Output all of the entries beneath, exactly as written.
*** Records for this exercise ***
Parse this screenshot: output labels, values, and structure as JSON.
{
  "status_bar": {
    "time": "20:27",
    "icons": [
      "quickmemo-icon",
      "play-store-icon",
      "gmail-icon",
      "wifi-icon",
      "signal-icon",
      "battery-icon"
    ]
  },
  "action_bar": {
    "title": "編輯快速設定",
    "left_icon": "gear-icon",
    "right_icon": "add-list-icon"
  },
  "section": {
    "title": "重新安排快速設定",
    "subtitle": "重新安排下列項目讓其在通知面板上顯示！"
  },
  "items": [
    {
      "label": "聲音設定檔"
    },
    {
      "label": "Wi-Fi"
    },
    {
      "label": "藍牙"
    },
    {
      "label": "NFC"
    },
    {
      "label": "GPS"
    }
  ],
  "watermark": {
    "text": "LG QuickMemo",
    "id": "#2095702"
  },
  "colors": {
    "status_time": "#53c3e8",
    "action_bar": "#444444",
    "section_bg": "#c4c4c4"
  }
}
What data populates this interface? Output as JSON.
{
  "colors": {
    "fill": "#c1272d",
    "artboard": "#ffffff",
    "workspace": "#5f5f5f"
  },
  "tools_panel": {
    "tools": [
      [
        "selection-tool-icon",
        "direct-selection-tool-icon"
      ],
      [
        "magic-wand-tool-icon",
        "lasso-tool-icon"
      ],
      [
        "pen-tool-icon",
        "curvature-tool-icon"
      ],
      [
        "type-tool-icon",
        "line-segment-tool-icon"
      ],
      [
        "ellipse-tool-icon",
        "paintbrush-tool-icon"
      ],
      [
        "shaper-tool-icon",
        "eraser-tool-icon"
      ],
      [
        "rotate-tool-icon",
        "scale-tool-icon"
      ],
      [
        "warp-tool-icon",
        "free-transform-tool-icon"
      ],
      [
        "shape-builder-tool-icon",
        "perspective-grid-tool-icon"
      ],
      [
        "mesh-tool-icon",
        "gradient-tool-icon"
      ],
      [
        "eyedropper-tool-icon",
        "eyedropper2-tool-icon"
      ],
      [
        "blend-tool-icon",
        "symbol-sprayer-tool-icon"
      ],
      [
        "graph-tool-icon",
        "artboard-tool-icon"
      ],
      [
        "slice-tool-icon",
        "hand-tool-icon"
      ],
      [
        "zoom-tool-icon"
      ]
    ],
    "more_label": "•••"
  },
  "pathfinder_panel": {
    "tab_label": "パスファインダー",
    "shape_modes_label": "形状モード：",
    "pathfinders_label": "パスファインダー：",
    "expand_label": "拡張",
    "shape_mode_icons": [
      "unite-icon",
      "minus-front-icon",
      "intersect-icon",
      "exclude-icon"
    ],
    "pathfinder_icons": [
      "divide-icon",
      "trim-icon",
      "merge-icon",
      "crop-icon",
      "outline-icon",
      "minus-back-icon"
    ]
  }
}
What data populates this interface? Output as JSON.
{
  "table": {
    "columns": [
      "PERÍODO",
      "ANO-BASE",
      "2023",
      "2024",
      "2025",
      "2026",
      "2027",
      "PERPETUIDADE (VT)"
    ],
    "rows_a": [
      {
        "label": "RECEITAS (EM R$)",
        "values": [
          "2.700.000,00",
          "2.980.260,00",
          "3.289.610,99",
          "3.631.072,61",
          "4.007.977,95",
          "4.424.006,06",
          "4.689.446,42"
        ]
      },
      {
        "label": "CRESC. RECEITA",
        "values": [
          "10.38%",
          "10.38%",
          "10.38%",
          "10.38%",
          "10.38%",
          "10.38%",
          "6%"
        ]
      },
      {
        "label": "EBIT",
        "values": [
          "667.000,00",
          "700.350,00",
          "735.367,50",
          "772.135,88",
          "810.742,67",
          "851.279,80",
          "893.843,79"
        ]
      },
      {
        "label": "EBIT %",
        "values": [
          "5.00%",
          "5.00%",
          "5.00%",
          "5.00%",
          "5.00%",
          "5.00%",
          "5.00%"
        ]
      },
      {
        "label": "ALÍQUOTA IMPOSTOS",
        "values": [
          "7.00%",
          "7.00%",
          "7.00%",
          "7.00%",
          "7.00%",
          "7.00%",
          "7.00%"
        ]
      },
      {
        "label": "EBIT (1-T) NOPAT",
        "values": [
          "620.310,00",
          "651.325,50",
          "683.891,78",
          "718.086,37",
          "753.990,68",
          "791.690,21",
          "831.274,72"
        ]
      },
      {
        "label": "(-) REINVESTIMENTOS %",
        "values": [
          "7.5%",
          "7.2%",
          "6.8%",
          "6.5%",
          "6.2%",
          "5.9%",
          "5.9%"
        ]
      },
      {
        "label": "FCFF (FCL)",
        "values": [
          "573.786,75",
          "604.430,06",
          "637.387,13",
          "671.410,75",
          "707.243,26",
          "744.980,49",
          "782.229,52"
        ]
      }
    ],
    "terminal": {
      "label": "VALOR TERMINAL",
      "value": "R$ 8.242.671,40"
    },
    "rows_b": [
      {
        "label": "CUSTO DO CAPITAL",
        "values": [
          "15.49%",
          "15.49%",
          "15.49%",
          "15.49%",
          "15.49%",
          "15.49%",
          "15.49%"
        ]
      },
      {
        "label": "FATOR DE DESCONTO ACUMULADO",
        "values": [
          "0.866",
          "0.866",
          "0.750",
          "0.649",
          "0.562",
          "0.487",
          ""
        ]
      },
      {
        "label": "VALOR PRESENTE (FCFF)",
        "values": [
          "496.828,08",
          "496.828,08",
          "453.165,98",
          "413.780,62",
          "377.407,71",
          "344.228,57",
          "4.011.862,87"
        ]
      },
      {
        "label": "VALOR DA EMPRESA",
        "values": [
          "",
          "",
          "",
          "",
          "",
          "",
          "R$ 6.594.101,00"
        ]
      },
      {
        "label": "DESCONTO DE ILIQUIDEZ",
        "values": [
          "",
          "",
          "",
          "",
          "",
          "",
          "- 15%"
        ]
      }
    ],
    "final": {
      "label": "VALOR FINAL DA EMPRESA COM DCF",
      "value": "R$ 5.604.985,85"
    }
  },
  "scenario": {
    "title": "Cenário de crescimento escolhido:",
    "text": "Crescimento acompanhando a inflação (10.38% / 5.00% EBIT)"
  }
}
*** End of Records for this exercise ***
→ Exercise answer
Parse this screenshot: output labels, values, and structure as JSON.
{
  "status_bar": {
    "time": "20:27",
    "icons": [
      "quickmemo-icon",
      "play-store-icon",
      "gmail-icon",
      "wifi-icon",
      "signal-icon",
      "battery-icon"
    ]
  },
  "action_bar": {
    "title": "編輯快速設定",
    "left_icon": "gear-icon",
    "right_icon": "add-list-icon"
  },
  "section": {
    "title": "重新安排快速設定",
    "subtitle": "重新安排下列項目讓其在通知面板上顯示！"
  },
  "items": [
    {
      "label": "聲音設定檔"
    },
    {
      "label": "Wi-Fi"
    },
    {
      "label": "藍牙"
    },
    {
      "label": "NFC"
    },
    {
      "label": "GPS"
    }
  ],
  "watermark": {
    "text": "LG QuickMemo",
    "id": "#2095702"
  },
  "colors": {
    "status_time": "#53c3e8",
    "action_bar": "#444444",
    "section_bg": "#c4c4c4"
  }
}
What data populates this interface? Output as JSON.
{
  "colors": {
    "fill": "#c1272d",
    "artboard": "#ffffff",
    "workspace": "#5f5f5f"
  },
  "tools_panel": {
    "tools": [
      [
        "selection-tool-icon",
        "direct-selection-tool-icon"
      ],
      [
        "magic-wand-tool-icon",
        "lasso-tool-icon"
      ],
      [
        "pen-tool-icon",
        "curvature-tool-icon"
      ],
      [
        "type-tool-icon",
        "line-segment-tool-icon"
      ],
      [
        "ellipse-tool-icon",
        "paintbrush-tool-icon"
      ],
      [
        "shaper-tool-icon",
        "eraser-tool-icon"
      ],
      [
        "rotate-tool-icon",
        "scale-tool-icon"
      ],
      [
        "warp-tool-icon",
        "free-transform-tool-icon"
      ],
      [
        "shape-builder-tool-icon",
        "perspective-grid-tool-icon"
      ],
      [
        "mesh-tool-icon",
        "gradient-tool-icon"
      ],
      [
        "eyedropper-tool-icon",
        "eyedropper2-tool-icon"
      ],
      [
        "blend-tool-icon",
        "symbol-sprayer-tool-icon"
      ],
      [
        "graph-tool-icon",
        "artboard-tool-icon"
      ],
      [
        "slice-tool-icon",
        "hand-tool-icon"
      ],
      [
        "zoom-tool-icon"
      ]
    ],
    "more_label": "•••"
  },
  "pathfinder_panel": {
    "tab_label": "パスファインダー",
    "shape_modes_label": "形状モード：",
    "pathfinders_label": "パスファインダー：",
    "expand_label": "拡張",
    "shape_mode_icons": [
      "unite-icon",
      "minus-front-icon",
      "intersect-icon",
      "exclude-icon"
    ],
    "pathfinder_icons": [
      "divide-icon",
      "trim-icon",
      "merge-icon",
      "crop-icon",
      "outline-icon",
      "minus-back-icon"
    ]
  }
}
What data populates this interface? Output as JSON.
{
  "table": {
    "columns": [
      "PERÍODO",
      "ANO-BASE",
      "2023",
      "2024",
      "2025",
      "2026",
      "2027",
      "PERPETUIDADE (VT)"
    ],
    "rows_a": [
      {
        "label": "RECEITAS (EM R$)",
        "values": [
          "2.700.000,00",
          "2.980.260,00",
          "3.289.610,99",
          "3.631.072,61",
          "4.007.977,95",
          "4.424.006,06",
          "4.689.446,42"
        ]
      },
      {
        "label": "CRESC. RECEITA",
        "values": [
          "10.38%",
          "10.38%",
          "10.38%",
          "10.38%",
          "10.38%",
          "10.38%",
          "6%"
        ]
      },
      {
        "label": "EBIT",
        "values": [
          "667.000,00",
          "700.350,00",
          "735.367,50",
          "772.135,88",
          "810.742,67",
          "851.279,80",
          "893.843,79"
        ]
      },
      {
        "label": "EBIT %",
        "values": [
          "5.00%",
          "5.00%",
          "5.00%",
          "5.00%",
          "5.00%",
          "5.00%",
          "5.00%"
        ]
      },
      {
        "label": "ALÍQUOTA IMPOSTOS",
        "values": [
          "7.00%",
          "7.00%",
          "7.00%",
          "7.00%",
          "7.00%",
          "7.00%",
          "7.00%"
        ]
      },
      {
        "label": "EBIT (1-T) NOPAT",
        "values": [
          "620.310,00",
          "651.325,50",
          "683.891,78",
          "718.086,37",
          "753.990,68",
          "791.690,21",
          "831.274,72"
        ]
      },
      {
        "label": "(-) REINVESTIMENTOS %",
        "values": [
          "7.5%",
          "7.2%",
          "6.8%",
          "6.5%",
          "6.2%",
          "5.9%",
          "5.9%"
        ]
      },
      {
        "label": "FCFF (FCL)",
        "values": [
          "573.786,75",
          "604.430,06",
          "637.387,13",
          "671.410,75",
          "707.243,26",
          "744.980,49",
          "782.229,52"
        ]
      }
    ],
    "terminal": {
      "label": "VALOR TERMINAL",
      "value": "R$ 8.242.671,40"
    },
    "rows_b": [
      {
        "label": "CUSTO DO CAPITAL",
        "values": [
          "15.49%",
          "15.49%",
          "15.49%",
          "15.49%",
          "15.49%",
          "15.49%",
          "15.49%"
        ]
      },
      {
        "label": "FATOR DE DESCONTO ACUMULADO",
        "values": [
          "0.866",
          "0.866",
          "0.750",
          "0.649",
          "0.562",
          "0.487",
          ""
        ]
      },
      {
        "label": "VALOR PRESENTE (FCFF)",
        "values": [
          "496.828,08",
          "496.828,08",
          "453.165,98",
          "413.780,62",
          "377.407,71",
          "344.228,57",
          "4.011.862,87"
        ]
      },
      {
        "label": "VALOR DA EMPRESA",
        "values": [
          "",
          "",
          "",
          "",
          "",
          "",
          "R$ 6.594.101,00"
        ]
      },
      {
        "label": "DESCONTO DE ILIQUIDEZ",
        "values": [
          "",
          "",
          "",
          "",
          "",
          "",
          "- 15%"
        ]
      }
    ],
    "final": {
      "label": "VALOR FINAL DA EMPRESA COM DCF",
      "value": "R$ 5.604.985,85"
    }
  },
  "scenario": {
    "title": "Cenário de crescimento escolhido:",
    "text": "Crescimento acompanhando a inflação (10.38% / 5.00% EBIT)"
  }
}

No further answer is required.